● TASK REQUIREMENTS: Copy out, from the entries below, each line that holds the string "status".

● THE RECORDS:
..............................

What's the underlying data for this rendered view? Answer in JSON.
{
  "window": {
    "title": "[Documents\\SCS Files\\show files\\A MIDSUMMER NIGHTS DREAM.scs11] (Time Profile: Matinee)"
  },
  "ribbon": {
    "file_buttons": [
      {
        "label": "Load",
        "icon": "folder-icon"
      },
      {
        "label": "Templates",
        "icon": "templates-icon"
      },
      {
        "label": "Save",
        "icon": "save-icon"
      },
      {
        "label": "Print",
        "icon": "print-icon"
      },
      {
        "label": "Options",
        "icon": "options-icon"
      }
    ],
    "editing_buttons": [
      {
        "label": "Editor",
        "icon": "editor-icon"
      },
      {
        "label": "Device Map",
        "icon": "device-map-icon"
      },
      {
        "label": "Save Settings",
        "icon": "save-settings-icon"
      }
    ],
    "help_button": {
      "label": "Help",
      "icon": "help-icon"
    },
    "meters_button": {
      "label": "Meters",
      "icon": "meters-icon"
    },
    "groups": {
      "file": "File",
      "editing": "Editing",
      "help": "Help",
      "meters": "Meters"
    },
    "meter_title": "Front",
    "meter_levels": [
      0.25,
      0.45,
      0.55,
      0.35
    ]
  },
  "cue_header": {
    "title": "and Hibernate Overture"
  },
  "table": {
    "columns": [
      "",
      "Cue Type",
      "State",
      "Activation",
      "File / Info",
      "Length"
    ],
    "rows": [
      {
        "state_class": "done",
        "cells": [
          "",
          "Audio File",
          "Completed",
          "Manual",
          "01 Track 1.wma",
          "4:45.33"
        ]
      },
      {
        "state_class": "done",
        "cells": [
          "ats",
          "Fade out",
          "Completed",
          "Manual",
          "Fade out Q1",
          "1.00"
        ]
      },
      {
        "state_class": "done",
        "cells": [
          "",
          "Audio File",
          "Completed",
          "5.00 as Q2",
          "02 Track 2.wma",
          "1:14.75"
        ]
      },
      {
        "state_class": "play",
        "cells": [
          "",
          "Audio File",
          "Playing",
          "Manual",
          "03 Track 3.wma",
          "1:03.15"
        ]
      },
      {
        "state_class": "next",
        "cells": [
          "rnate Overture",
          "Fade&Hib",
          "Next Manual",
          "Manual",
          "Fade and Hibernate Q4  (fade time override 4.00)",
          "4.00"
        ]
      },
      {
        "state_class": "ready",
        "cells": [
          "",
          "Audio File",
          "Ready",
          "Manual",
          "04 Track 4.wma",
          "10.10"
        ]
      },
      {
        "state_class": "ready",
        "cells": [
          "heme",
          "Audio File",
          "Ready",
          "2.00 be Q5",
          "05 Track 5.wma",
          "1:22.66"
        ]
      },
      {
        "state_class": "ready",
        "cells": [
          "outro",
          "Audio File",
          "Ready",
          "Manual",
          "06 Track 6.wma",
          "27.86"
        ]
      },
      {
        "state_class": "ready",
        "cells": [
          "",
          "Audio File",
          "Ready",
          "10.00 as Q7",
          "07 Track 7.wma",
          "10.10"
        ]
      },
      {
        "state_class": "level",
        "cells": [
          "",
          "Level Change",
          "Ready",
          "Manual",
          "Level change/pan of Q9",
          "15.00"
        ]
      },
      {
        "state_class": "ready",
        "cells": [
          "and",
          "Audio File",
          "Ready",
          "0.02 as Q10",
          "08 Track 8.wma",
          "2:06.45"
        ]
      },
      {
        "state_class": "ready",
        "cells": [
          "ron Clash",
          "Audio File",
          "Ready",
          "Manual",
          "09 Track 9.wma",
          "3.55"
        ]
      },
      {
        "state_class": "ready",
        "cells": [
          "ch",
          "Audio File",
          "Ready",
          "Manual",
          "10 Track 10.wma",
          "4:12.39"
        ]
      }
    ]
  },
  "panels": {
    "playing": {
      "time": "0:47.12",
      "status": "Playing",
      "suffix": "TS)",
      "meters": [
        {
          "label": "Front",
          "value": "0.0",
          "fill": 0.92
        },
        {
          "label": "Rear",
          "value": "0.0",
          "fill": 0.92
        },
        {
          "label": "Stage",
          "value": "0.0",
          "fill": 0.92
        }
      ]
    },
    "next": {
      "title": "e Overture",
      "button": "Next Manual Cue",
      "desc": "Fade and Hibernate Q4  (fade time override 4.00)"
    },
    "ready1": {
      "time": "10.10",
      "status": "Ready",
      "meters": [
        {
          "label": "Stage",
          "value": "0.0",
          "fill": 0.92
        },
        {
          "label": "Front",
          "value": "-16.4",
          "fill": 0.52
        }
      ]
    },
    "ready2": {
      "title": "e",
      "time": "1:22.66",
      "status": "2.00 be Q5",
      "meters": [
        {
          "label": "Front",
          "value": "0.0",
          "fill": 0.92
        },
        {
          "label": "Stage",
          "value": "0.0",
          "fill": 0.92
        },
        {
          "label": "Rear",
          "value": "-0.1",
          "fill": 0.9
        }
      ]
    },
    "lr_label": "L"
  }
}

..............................

● WRITTEN RESPONSE:
      "status": "Playing",
      "status": "Ready",
      "status": "2.00 be Q5",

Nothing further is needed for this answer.